More rarely, I see various kinds of monkey and tamarin, the smallest probably being the Golden Lion Tamarin (which are notoriously camera-shy), and the largest being wooly monkeys, of which the pictured is a baby - they're very trusting, and also very clumsy when they're young.
The smallest monkey in the largest groups award goes to Squirrel Monkeys, which run in troops of 50-300. These are the destroyers of gardens and robbers of banana trees. They're probably the most commonly seen primate in our forests, and you know they're up there because they throw down bromeliad hearts with the tasty part chewed out.
There are also Howler Monkeys (heard and not seen) and Spider Monkeys (which may choose to bomb you with half-eaten fruit, although you won't see them in the open very often).
Things that you only rarely see are the larger animals - Tapir, the bears, Puma, Ocelot, Jaguarundi, and Jaguar. There are also tropical tree-porcupines, and larger rodents like Agouti and Guanta, and also the wild pigs, Javelina and Peccary.
In birds, there are everything from sparrows right through to blue and scarlet Macaws, called Papagallo here (father chicken), and in Morete swamps (which I don't have - I'm too high up) there are also Military and Hyacinth Macaws. The blue Macaw in this photo is a resident of Tena, a jungle city about 2 hours from Puyo by bus.
I've been divebombed by Trogons and Quetzals, there are noisy flocks of parrotlets and parrots, more tanagers and other songbirds than you can shake a stick at, the massive black vultures, and when you're lucky and close to water, Hoatzin, which are massive prehistoric-looking stinky "turkeys".

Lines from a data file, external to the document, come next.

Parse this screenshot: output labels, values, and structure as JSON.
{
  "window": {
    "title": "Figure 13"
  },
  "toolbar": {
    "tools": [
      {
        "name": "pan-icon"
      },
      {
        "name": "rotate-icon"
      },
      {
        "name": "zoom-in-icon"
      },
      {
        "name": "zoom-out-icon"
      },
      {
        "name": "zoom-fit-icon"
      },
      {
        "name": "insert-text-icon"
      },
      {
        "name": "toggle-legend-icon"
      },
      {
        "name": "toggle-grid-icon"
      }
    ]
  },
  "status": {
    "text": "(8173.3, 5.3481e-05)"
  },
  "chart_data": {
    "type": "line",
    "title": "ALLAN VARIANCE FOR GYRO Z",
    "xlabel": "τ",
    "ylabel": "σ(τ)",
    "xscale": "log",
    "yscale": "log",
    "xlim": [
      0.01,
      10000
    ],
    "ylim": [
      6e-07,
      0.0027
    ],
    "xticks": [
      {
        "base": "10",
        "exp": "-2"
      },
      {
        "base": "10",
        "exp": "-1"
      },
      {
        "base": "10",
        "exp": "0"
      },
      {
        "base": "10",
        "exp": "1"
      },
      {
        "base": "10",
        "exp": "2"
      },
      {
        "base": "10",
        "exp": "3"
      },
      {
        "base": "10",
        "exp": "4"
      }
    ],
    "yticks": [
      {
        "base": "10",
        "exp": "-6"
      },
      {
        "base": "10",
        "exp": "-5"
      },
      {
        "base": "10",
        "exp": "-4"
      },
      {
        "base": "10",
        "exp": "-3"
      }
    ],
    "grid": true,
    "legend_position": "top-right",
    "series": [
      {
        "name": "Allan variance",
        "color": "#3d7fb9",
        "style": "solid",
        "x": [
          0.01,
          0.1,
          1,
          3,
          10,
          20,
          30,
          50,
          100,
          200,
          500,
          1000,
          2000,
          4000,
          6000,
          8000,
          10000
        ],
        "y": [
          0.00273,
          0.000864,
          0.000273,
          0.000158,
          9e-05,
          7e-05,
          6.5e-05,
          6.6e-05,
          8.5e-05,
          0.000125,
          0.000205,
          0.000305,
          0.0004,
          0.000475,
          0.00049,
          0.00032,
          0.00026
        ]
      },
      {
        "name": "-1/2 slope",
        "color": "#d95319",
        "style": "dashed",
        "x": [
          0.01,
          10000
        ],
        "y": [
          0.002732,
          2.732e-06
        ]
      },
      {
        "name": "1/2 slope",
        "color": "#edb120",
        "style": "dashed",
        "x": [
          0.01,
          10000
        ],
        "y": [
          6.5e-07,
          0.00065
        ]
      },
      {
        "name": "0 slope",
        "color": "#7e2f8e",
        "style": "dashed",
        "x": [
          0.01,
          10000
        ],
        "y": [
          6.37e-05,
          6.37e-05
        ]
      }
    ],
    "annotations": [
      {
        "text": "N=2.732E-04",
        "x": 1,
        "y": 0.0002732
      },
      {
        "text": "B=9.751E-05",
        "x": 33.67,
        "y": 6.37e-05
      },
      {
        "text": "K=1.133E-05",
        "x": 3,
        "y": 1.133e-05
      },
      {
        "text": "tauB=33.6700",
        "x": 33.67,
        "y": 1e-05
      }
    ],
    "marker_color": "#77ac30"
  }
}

Although I fuss about them, I rarely see any of the resident snakes - I have on several occasions trodden on Corals hiding in the leaf mulch, which are the calmest poisonous snakes I've ever met, and which can be safely moved off the path using a stick to pull them up and toss them. I've encountered Ekis (Fer-de-lance) on three separate occasions, all of which ended with me eating them for dinner. Once upset (and they upset rather easily), an Ekis will follow you and strike you when you least expect it to, and there is no good antivenin so the safest thing to do is behead one when you see it.
Dixana, Ecuador is cheaper than almost any other holiday destination, and you can get here for around $1000 return, sometimes even less (if you flee the northern winter, you'll get here in low season, and everything will be cheaper) - I think Continental had the cheapest airfare last time I looked, but Delta, American, Avianca, LAN (not reccomended), AeroGal (excellent), and TAME all fly here. Once you're here, you'll be hard-pressed to spend $1000 in a month as long as you're willing to forgo the Galapagos islands - they're the most expensive thing to do in the country. I'm a very reasonably-priced tour guide. We're on the US Dollar, so you don't even have to worry about exchange rates.